'''

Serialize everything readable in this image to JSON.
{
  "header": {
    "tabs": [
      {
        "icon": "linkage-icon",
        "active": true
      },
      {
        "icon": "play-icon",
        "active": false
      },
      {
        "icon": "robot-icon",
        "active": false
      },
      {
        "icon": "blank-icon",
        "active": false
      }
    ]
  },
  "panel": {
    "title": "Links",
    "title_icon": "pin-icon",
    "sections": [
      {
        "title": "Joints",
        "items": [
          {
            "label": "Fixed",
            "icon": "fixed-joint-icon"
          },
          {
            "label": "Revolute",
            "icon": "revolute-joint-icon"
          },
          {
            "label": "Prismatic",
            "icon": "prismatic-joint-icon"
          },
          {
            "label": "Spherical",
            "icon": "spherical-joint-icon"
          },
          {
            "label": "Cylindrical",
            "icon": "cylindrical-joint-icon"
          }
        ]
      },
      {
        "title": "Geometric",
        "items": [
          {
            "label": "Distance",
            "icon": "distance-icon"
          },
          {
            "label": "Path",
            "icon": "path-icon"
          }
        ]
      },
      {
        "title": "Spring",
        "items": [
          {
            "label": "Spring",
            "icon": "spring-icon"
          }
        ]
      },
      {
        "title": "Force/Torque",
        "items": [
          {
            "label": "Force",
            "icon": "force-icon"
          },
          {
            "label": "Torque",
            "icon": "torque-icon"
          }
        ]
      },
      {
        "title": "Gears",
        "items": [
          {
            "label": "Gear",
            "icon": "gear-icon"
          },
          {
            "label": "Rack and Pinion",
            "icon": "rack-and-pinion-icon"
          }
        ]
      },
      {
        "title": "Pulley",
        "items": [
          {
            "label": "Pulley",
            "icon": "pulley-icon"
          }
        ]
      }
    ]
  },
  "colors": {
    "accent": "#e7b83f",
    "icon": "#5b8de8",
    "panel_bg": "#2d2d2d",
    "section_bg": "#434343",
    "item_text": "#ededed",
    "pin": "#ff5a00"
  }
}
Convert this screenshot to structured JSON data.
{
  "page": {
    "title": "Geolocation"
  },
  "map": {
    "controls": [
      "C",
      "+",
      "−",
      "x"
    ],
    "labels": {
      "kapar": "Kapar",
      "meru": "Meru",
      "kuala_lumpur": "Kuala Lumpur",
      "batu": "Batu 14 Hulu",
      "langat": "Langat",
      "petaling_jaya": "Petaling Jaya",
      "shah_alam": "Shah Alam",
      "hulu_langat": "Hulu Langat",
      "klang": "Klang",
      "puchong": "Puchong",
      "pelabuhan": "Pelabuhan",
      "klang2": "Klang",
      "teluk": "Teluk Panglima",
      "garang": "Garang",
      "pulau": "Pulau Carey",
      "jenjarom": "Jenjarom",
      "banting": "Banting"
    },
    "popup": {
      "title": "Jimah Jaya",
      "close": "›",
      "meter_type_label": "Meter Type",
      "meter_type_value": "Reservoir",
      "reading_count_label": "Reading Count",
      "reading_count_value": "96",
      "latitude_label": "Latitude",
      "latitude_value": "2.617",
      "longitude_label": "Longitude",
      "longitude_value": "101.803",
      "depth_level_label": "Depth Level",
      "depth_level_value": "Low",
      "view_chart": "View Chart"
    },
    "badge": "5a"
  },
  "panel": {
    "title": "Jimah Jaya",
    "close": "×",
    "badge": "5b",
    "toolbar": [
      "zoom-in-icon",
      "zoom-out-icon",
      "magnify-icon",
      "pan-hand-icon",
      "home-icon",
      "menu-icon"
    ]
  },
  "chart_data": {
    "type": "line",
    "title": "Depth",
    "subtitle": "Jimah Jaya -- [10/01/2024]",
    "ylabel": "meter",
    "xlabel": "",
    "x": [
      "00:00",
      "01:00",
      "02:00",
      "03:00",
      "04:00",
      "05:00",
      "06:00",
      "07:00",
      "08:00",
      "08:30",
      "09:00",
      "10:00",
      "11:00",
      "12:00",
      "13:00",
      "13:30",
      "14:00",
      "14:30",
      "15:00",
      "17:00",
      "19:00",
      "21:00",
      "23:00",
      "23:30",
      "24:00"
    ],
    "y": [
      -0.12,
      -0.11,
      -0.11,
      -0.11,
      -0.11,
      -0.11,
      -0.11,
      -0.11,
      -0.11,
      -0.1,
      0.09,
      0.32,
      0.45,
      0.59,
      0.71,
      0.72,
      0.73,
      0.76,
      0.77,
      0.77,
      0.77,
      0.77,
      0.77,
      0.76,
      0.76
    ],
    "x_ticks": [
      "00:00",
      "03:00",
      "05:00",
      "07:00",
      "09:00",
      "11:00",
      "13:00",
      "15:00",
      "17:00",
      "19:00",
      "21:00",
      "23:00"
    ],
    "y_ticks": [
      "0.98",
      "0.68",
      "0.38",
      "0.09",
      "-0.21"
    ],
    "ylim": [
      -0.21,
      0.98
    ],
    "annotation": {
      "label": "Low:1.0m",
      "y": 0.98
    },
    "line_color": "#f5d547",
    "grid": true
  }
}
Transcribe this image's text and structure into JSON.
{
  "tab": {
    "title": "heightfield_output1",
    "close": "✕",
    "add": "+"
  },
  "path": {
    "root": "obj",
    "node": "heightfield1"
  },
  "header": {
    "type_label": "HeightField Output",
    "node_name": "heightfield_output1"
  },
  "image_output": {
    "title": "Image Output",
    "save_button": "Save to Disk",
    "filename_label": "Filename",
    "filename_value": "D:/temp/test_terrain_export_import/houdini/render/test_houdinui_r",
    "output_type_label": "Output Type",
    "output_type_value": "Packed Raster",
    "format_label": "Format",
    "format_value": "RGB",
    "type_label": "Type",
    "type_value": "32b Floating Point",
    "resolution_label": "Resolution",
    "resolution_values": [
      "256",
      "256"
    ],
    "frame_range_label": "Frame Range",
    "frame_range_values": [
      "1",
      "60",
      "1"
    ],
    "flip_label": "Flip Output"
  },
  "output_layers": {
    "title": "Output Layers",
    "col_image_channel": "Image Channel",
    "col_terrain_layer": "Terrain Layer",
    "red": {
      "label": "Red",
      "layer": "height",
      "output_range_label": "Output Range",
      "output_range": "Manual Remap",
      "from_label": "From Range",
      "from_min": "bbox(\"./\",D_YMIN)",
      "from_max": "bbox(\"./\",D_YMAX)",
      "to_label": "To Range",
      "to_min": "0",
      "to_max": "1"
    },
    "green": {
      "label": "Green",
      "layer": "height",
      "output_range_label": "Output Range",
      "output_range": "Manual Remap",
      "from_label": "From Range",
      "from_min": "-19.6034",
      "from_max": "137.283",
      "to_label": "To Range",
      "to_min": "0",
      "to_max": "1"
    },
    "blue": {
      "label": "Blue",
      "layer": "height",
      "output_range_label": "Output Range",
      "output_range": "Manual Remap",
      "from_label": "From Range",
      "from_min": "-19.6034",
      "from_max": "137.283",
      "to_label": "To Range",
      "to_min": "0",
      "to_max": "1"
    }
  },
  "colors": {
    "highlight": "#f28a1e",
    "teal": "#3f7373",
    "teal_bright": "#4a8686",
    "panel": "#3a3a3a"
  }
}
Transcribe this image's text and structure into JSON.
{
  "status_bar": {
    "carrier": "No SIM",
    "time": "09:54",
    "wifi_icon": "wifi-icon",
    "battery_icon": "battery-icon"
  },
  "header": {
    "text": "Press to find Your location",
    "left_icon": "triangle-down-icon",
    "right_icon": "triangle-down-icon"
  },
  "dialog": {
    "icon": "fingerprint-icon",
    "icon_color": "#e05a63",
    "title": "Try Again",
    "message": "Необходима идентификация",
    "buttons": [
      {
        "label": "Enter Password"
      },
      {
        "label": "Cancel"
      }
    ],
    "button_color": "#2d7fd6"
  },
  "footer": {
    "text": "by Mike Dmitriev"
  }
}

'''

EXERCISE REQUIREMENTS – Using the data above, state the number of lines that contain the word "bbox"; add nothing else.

PROBLEM SOLUTION – 2